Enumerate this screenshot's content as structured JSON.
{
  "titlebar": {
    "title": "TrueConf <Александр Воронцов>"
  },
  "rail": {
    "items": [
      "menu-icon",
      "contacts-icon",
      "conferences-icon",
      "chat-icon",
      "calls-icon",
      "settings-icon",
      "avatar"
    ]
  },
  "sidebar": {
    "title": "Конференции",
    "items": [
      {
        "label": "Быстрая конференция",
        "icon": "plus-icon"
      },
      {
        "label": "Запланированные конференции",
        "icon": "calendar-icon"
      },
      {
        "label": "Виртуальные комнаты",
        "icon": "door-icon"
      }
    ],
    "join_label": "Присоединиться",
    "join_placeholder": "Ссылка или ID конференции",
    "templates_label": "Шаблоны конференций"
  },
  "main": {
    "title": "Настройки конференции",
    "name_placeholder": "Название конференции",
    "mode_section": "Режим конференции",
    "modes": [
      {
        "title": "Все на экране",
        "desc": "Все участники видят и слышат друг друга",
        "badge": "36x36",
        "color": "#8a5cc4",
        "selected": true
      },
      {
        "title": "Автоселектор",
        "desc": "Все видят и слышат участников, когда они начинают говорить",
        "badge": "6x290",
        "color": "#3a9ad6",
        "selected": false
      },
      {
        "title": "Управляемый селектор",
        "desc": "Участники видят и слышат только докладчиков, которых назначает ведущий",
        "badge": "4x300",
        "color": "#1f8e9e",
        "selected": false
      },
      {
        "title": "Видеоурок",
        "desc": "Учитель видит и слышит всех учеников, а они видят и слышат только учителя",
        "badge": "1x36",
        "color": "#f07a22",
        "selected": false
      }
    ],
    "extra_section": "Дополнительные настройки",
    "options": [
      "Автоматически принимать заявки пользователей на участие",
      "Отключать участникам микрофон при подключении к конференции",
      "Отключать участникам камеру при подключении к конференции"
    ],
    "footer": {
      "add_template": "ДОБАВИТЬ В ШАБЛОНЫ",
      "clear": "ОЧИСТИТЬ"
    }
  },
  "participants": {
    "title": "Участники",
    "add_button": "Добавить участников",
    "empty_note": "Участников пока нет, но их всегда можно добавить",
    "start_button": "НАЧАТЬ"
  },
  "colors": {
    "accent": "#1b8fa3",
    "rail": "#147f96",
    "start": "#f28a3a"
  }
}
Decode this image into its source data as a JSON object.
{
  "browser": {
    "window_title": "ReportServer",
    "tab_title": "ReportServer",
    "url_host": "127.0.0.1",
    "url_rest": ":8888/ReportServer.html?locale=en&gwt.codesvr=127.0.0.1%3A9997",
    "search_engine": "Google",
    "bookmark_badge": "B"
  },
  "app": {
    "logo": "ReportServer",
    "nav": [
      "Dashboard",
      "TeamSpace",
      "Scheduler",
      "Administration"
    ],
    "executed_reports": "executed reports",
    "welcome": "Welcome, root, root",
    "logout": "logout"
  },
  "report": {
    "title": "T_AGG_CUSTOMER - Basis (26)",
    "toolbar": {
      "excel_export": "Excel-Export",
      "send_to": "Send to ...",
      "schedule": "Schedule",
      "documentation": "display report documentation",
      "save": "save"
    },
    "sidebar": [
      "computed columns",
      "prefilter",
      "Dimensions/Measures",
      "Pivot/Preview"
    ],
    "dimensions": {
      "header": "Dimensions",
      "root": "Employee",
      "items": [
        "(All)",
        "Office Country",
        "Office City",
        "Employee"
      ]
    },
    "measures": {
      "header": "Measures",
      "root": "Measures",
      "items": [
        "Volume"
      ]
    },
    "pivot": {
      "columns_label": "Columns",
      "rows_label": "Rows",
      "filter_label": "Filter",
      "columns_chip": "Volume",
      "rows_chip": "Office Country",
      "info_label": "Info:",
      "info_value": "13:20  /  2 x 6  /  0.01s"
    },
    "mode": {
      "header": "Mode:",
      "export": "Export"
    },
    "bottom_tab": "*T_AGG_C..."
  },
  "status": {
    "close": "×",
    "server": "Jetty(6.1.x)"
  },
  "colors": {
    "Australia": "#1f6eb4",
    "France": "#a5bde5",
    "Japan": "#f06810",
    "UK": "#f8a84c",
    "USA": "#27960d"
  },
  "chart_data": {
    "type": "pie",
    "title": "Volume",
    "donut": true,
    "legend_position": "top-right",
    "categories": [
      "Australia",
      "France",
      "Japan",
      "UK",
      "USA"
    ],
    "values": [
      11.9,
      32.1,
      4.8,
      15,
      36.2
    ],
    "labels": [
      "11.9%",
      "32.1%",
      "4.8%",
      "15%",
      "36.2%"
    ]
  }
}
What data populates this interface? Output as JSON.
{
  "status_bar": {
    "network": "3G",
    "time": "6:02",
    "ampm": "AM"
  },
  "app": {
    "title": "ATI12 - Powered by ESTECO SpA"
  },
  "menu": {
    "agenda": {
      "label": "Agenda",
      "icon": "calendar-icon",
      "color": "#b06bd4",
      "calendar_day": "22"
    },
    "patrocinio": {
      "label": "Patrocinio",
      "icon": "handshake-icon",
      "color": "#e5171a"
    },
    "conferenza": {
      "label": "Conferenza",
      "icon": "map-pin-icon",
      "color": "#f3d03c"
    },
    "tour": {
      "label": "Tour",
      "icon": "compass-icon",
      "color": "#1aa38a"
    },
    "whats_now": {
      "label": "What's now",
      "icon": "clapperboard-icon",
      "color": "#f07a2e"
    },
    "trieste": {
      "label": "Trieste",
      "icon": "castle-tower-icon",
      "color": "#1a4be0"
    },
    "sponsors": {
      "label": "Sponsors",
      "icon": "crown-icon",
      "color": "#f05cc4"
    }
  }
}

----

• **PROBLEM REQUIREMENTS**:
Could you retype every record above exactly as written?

• **PROBLEM SOLUTION**:
Enumerate this screenshot's content as structured JSON.
{
  "titlebar": {
    "title": "TrueConf <Александр Воронцов>"
  },
  "rail": {
    "items": [
      "menu-icon",
      "contacts-icon",
      "conferences-icon",
      "chat-icon",
      "calls-icon",
      "settings-icon",
      "avatar"
    ]
  },
  "sidebar": {
    "title": "Конференции",
    "items": [
      {
        "label": "Быстрая конференция",
        "icon": "plus-icon"
      },
      {
        "label": "Запланированные конференции",
        "icon": "calendar-icon"
      },
      {
        "label": "Виртуальные комнаты",
        "icon": "door-icon"
      }
    ],
    "join_label": "Присоединиться",
    "join_placeholder": "Ссылка или ID конференции",
    "templates_label": "Шаблоны конференций"
  },
  "main": {
    "title": "Настройки конференции",
    "name_placeholder": "Название конференции",
    "mode_section": "Режим конференции",
    "modes": [
      {
        "title": "Все на экране",
        "desc": "Все участники видят и слышат друг друга",
        "badge": "36x36",
        "color": "#8a5cc4",
        "selected": true
      },
      {
        "title": "Автоселектор",
        "desc": "Все видят и слышат участников, когда они начинают говорить",
        "badge": "6x290",
        "color": "#3a9ad6",
        "selected": false
      },
      {
        "title": "Управляемый селектор",
        "desc": "Участники видят и слышат только докладчиков, которых назначает ведущий",
        "badge": "4x300",
        "color": "#1f8e9e",
        "selected": false
      },
      {
        "title": "Видеоурок",
        "desc": "Учитель видит и слышит всех учеников, а они видят и слышат только учителя",
        "badge": "1x36",
        "color": "#f07a22",
        "selected": false
      }
    ],
    "extra_section": "Дополнительные настройки",
    "options": [
      "Автоматически принимать заявки пользователей на участие",
      "Отключать участникам микрофон при подключении к конференции",
      "Отключать участникам камеру при подключении к конференции"
    ],
    "footer": {
      "add_template": "ДОБАВИТЬ В ШАБЛОНЫ",
      "clear": "ОЧИСТИТЬ"
    }
  },
  "participants": {
    "title": "Участники",
    "add_button": "Добавить участников",
    "empty_note": "Участников пока нет, но их всегда можно добавить",
    "start_button": "НАЧАТЬ"
  },
  "colors": {
    "accent": "#1b8fa3",
    "rail": "#147f96",
    "start": "#f28a3a"
  }
}
Decode this image into its source data as a JSON object.
{
  "browser": {
    "window_title": "ReportServer",
    "tab_title": "ReportServer",
    "url_host": "127.0.0.1",
    "url_rest": ":8888/ReportServer.html?locale=en&gwt.codesvr=127.0.0.1%3A9997",
    "search_engine": "Google",
    "bookmark_badge": "B"
  },
  "app": {
    "logo": "ReportServer",
    "nav": [
      "Dashboard",
      "TeamSpace",
      "Scheduler",
      "Administration"
    ],
    "executed_reports": "executed reports",
    "welcome": "Welcome, root, root",
    "logout": "logout"
  },
  "report": {
    "title": "T_AGG_CUSTOMER - Basis (26)",
    "toolbar": {
      "excel_export": "Excel-Export",
      "send_to": "Send to ...",
      "schedule": "Schedule",
      "documentation": "display report documentation",
      "save": "save"
    },
    "sidebar": [
      "computed columns",
      "prefilter",
      "Dimensions/Measures",
      "Pivot/Preview"
    ],
    "dimensions": {
      "header": "Dimensions",
      "root": "Employee",
      "items": [
        "(All)",
        "Office Country",
        "Office City",
        "Employee"
      ]
    },
    "measures": {
      "header": "Measures",
      "root": "Measures",
      "items": [
        "Volume"
      ]
    },
    "pivot": {
      "columns_label": "Columns",
      "rows_label": "Rows",
      "filter_label": "Filter",
      "columns_chip": "Volume",
      "rows_chip": "Office Country",
      "info_label": "Info:",
      "info_value": "13:20  /  2 x 6  /  0.01s"
    },
    "mode": {
      "header": "Mode:",
      "export": "Export"
    },
    "bottom_tab": "*T_AGG_C..."
  },
  "status": {
    "close": "×",
    "server": "Jetty(6.1.x)"
  },
  "colors": {
    "Australia": "#1f6eb4",
    "France": "#a5bde5",
    "Japan": "#f06810",
    "UK": "#f8a84c",
    "USA": "#27960d"
  },
  "chart_data": {
    "type": "pie",
    "title": "Volume",
    "donut": true,
    "legend_position": "top-right",
    "categories": [
      "Australia",
      "France",
      "Japan",
      "UK",
      "USA"
    ],
    "values": [
      11.9,
      32.1,
      4.8,
      15,
      36.2
    ],
    "labels": [
      "11.9%",
      "32.1%",
      "4.8%",
      "15%",
      "36.2%"
    ]
  }
}
What data populates this interface? Output as JSON.
{
  "status_bar": {
    "network": "3G",
    "time": "6:02",
    "ampm": "AM"
  },
  "app": {
    "title": "ATI12 - Powered by ESTECO SpA"
  },
  "menu": {
    "agenda": {
      "label": "Agenda",
      "icon": "calendar-icon",
      "color": "#b06bd4",
      "calendar_day": "22"
    },
    "patrocinio": {
      "label": "Patrocinio",
      "icon": "handshake-icon",
      "color": "#e5171a"
    },
    "conferenza": {
      "label": "Conferenza",
      "icon": "map-pin-icon",
      "color": "#f3d03c"
    },
    "tour": {
      "label": "Tour",
      "icon": "compass-icon",
      "color": "#1aa38a"
    },
    "whats_now": {
      "label": "What's now",
      "icon": "clapperboard-icon",
      "color": "#f07a2e"
    },
    "trieste": {
      "label": "Trieste",
      "icon": "castle-tower-icon",
      "color": "#1a4be0"
    },
    "sponsors": {
      "label": "Sponsors",
      "icon": "crown-icon",
      "color": "#f05cc4"
    }
  }
}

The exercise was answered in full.